There’s no denying the sustainable investing trend’s momentum. Whether you define it as ESG (environmental, social and governance) or SRI (sustainable, responsible and impact), the growth is impressive. In the executive summary to its 2016 report, “U.S. Sustainable, Responsible and Impact Investing Trends,” the USSIF Forum for Sustainable and Responsible Investment estimated that “total U.S.-domiciled assets under management using SRI strategies grew from $6.57 trillion at the start of 2014 to $8.72 trillion at the start of 2016.” USSIF noted, “These assets now account for more than one out of every five dollars under professional management in the United States.”
That’s serious money, but contrast that result with Vanguard’s most recent annual defined contribution plan analysis, “How America Saves 2016.” That study found only 9 percent of Vanguard’s DC plans offered a socially responsible investing option, with the range of participation ranging from 7 percent for plans with fewer than 500 participants to 18 percent among the 5,000-plus participant plans. Nineteen percent of all participants had access to an SRI option, but only 3 percent of that group invested in their plan’s offering. The overall result: Just 1 percent of all participants were investing in SRI through their plans.

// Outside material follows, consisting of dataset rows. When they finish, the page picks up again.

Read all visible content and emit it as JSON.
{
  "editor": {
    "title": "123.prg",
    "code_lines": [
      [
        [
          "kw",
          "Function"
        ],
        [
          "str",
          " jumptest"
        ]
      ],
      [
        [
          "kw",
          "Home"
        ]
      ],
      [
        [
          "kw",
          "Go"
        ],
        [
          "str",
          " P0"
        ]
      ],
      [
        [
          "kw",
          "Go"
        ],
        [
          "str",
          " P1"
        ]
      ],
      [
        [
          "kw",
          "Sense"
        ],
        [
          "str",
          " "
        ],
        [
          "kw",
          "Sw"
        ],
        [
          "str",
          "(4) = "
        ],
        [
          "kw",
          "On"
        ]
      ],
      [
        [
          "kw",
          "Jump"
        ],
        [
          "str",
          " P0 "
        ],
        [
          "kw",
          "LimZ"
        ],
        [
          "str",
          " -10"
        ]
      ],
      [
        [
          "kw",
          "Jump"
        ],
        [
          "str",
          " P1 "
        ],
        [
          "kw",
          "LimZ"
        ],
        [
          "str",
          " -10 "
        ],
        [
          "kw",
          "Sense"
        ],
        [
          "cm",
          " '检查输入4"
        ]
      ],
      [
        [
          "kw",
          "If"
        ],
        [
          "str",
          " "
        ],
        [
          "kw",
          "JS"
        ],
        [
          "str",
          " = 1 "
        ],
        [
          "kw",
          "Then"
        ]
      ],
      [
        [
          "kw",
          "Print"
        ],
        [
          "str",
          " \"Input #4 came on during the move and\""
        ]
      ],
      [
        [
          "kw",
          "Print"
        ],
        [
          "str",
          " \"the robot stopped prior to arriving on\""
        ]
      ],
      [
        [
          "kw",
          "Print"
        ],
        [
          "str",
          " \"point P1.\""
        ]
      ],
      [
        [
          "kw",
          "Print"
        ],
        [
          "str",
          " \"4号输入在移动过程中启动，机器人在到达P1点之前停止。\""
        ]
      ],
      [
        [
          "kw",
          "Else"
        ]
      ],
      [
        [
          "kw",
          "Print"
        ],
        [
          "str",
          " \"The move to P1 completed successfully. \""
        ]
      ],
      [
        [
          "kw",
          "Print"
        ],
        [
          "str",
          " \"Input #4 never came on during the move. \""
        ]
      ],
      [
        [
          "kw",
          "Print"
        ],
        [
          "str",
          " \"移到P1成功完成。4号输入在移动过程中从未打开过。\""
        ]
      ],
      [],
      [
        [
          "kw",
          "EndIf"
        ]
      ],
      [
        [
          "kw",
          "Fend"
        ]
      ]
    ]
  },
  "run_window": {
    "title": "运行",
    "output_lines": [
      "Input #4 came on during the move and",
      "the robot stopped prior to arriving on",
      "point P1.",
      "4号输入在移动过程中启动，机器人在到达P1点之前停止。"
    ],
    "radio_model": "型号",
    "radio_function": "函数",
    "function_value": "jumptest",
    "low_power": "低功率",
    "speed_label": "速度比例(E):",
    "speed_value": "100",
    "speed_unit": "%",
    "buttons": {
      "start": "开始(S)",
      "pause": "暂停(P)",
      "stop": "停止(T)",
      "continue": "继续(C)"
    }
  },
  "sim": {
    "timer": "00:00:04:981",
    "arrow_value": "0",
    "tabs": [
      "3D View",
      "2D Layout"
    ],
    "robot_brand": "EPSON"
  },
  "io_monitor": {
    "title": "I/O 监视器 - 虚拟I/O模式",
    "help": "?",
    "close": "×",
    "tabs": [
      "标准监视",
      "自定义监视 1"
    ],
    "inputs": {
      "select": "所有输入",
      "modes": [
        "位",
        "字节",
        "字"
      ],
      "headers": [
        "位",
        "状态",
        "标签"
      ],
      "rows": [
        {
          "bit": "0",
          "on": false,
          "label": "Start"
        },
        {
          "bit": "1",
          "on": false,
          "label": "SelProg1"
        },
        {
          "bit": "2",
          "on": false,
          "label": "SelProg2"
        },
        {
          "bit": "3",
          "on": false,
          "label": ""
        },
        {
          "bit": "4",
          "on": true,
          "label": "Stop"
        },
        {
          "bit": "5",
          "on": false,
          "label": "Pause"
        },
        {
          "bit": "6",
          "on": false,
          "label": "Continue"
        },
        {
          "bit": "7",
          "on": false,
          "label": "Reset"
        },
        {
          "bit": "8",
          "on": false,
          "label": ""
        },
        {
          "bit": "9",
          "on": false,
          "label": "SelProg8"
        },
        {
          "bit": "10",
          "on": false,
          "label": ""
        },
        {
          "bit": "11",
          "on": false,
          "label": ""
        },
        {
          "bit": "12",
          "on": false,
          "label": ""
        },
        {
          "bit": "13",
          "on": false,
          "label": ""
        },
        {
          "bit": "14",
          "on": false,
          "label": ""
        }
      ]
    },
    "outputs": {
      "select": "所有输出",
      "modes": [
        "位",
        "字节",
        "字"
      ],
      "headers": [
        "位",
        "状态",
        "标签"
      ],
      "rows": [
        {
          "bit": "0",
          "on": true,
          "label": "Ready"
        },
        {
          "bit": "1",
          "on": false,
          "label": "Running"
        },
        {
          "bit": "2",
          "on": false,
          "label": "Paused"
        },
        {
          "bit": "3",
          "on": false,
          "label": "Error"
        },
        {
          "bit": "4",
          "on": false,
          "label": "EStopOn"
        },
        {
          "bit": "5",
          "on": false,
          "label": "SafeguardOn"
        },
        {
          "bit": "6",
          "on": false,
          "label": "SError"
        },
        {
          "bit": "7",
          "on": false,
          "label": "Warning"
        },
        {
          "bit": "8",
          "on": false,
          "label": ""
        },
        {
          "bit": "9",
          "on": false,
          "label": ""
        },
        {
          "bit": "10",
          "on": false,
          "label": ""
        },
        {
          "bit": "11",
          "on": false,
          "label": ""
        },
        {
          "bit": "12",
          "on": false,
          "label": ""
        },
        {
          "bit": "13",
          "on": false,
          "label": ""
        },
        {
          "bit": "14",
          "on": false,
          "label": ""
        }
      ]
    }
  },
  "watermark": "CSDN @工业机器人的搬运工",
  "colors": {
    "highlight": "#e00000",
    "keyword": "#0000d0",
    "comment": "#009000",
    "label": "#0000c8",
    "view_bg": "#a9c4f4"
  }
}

The 2017 update to Vanguard’s report hasn’t been released yet, but even if it shows increased uptake of SRI options, participation is unlikely to approach the growth reported in the USSIF survey. So, what’s behind the discrepancy between overall and DC plan SRI-adoption? I recently asked Jason Shapiro, a senior defined contribution investment consultant at Willis Towers Watson in New York City, to share his insights on this topic. In addition to working directly with plan sponsors, Shapiro sits on the firm’s contribution steering committee, a role that gives him insight into Willis Towers Watson’s broader clientele.
Barriers to Adoption
Shapiro believes several factors have slowed ESG/SRI options’ adoption. The Department of Labor’s (DOL) 2008 cautionary guidance on ESG investments appeared to discourage sponsors, even if that result was unintended. An updated 2015 DOL interpretive bulletin clarified the guidance, which could lead to greater adoption, but the regulations create an “additional layer of considerations when thinking about ESG,” he says.
A second barrier has been accommodating participants’ variety of preferences for ESG/SRI focus. For example, one group of employees might be interested in environmental causes while another cohort is concerned with corporations’ governance practices. Should a sponsor offer funds that work to counter climate change or those advocating for U.S. businesses to pay higher wages in countries to which they’ve outsourced production?
The Self-Directed Option
Although a single ESG/SRI fund can focus on multiple themes, it’s difficult to accommodate participants’ differing values and preferences without offering multiple investment options. A proliferation of funds runs counter to the current trend of streamlining plans menus, Shapiro notes, and many sponsors are hesitant to increase the number of core offerings. “If you were going to use the core lineup there are a number of decision points which you’d have to answer,” he says. “Do you go active or passive? Do you have an equity-only option or do you have ESG, social or economically targeted investments in multiple asset classes, [where] again, you worry about the number of options that you’d end up with. What are your selection criteria? Are there asset misallocation considerations when you think about participant behavior?”
One solution gaining traction with sponsors is to offer a self-directed brokerage account within the plan. That option can give participants access to multiple ESG/SRI investments on the provider’s platform without bulking up the plan’s core lineup. Willis Towers Watson’s latest research finds that 34 percent of plans now offer these accounts.
Instead of approaching the ESG/SRI-option decision solely from a personal values perspective, framing it as a financial value decision offers more potential for increased adoption because the sustainability focus offers return opportunities, he adds. “Certainly, [you] can make a case that those companies [with] an ESG framework, thinking about long-term sustainability can potentially be said to have a competitive business advantage,” he says.
The research on corporate financial and investment results supports Shapiro’s contention. Numerous studies have found that sustainable investing does not diminish performance increase risk compared to traditional strategies. Some studies have found that a corporate focus on sustainability improves financial results and the investment risk-return trade-off. The USSIF Performance & SRI webpage provides links to many of these studies.
Considering the ESG/SRI option from a combined investment and values perspective could increase sponsors’ and participants’ interest, says Shapiro. “When that ties into your investment beliefs and you as a sponsor or investor can see the financial value in that, then you can really start to integrate these types of considerations into your current investment process. I think that may be a nice meeting place for defined contribution.”